In general, all bodies expand when they are heated and contract when cooled. The expansion or contraction, as the case may be, is small in solids, larger in liquids, and the largest in gases. The increase in length, width or height of a solid is called linear expansion. The increase in area is called surface expansion. The increase in volume is called volume expansion or cubical expansion. A liquid or a gas has only volume expansion.
Suppose the length of a rod increases from an initial value of l1 at temperature θ1 to a final value of l2 at higher temperature θ2. The relation between these two lengths is:
l2 = l1 [1 + α (θ2 - θ1)]
Here α is a constant of proportionality, known as the coefficient of linear expansion for the solid material of the rod. The dimension of α is [K-1] , and its unit is per kelvin (/K).
In a similar way, we can relate the surface areas of a solid plate at two different temperatures as:
S2 = S1 [1 + β (θ2 - θ1)]
where β is the coefficient of surface expansion for the solid. And for change in volume with temperature:
V2 = V1 [1 + γ(θ2 - θ1)]
The quantity, γ, is the coefficient of volume expansion. All these three coefficients have the same dimension and the same unit. And for an isotropic solid, a simple relation exists among them:
α = β/2 = γ/3
Thus, referring to one table for the values of α of various solids, we can determine the corresponding values of β and γ.
Some notable effects of thermal expansion of solids are expansion of a measuring scale, a faulty pendulum clock that runs slow in summer, thermal stress experienced by a rod fixed between two rigid walls, deformation of a bimetallic strip that is cleverly used in a thermostat to switch an air-conditioner on and off.
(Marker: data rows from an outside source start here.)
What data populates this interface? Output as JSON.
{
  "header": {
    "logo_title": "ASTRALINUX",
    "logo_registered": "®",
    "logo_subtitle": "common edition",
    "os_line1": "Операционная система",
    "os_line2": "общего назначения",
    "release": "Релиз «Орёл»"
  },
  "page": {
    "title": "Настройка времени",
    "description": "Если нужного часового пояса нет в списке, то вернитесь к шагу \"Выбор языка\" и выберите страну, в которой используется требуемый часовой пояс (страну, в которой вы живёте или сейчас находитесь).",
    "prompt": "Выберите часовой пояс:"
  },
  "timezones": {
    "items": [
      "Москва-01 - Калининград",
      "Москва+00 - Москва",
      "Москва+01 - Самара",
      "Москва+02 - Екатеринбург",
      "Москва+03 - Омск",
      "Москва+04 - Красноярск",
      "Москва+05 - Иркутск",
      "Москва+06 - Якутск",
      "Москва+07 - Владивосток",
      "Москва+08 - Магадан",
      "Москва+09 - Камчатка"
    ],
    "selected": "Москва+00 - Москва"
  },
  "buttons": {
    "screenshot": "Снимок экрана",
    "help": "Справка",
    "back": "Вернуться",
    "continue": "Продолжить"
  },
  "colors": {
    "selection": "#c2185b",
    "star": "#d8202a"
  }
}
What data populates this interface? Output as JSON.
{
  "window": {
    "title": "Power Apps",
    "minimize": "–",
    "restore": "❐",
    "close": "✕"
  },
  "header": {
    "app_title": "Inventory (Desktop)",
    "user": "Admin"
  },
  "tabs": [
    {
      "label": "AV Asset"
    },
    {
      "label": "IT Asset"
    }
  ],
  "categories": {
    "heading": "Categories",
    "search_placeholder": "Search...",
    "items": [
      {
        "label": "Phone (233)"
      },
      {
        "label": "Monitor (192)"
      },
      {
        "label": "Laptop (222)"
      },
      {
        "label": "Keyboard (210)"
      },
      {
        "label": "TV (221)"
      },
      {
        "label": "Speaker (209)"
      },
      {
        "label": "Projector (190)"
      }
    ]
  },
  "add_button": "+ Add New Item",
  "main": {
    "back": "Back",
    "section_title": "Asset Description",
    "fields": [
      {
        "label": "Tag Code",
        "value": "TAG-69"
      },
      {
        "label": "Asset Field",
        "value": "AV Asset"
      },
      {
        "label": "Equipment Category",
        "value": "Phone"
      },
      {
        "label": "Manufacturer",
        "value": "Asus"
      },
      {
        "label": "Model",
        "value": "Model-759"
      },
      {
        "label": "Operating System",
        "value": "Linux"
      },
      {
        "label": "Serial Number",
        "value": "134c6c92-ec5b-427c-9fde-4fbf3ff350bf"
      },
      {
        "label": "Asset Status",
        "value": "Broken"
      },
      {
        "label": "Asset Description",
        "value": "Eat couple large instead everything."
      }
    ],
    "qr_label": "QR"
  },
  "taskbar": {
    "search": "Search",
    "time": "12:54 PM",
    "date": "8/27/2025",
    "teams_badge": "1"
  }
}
While discussing the expansion of liquids, it must be kept in mind that both the liquid and the solid container expand in volume as temperature goes up. So it is important to distinguish between apparent expansion and real expansion of a liquid. Correspondingly, there would be two coefficients for a liquid: coefficient of apparent expansion and coefficient of real expansion. The relation between these two coefficients is:
γr = γa + γg
The symbols are nearly self-explanatory; γg is the coefficient of volume expansion of glass or any other solid material from which the container is made. The coefficients of real expansion of liquids are significantly greater than the coefficients of volume expansion of solids.
Some devices to measure the coefficients of expansion of a liquid are dilatometer or volume thermometer, weight thermometer, Dulong and Petit's apparatus etc.
One notable effect of thermal expansion of liquids is the change in buoyant force on an immersed body with change in temperature. Another is the correction factor to be introduced to the reading of a barometer if the ambient temperature is different from the temperature of calibration. Anomalous expansion of water refers to the strange phenomenon of water contracting in volume as its temperature rises from 0°C to 4°C, implying a negative expansion coefficient in that range!
Expansion of gases is dictated by three famous laws: Boyle's law, Charles' law and pressure law. The last two laws lead us to the concept of absolute zero of temperature, which is - 273.15°C or 0 K. This is the temperature at which, theoretically, a gas would occupy zero volume and exert zero pressure. In reality, all gases change into liquid phase much above absolute zero. Combining Boyle's law and Charles' law, we can arrive at the equation of state of an ideal gas which is:
PV = nRT
Here P is pressure and V is volume of n moles of gas at Kelvin temperature T. The quantity R is called universal gas constant, because its value is the same 8.31 J/mol-K for all gases. The ratio of universal gas constant and Avogadro's number is called Boltzmann's constant. The equation of state of a gas mixture can be derived by making use of Dalton's law of partial pressure.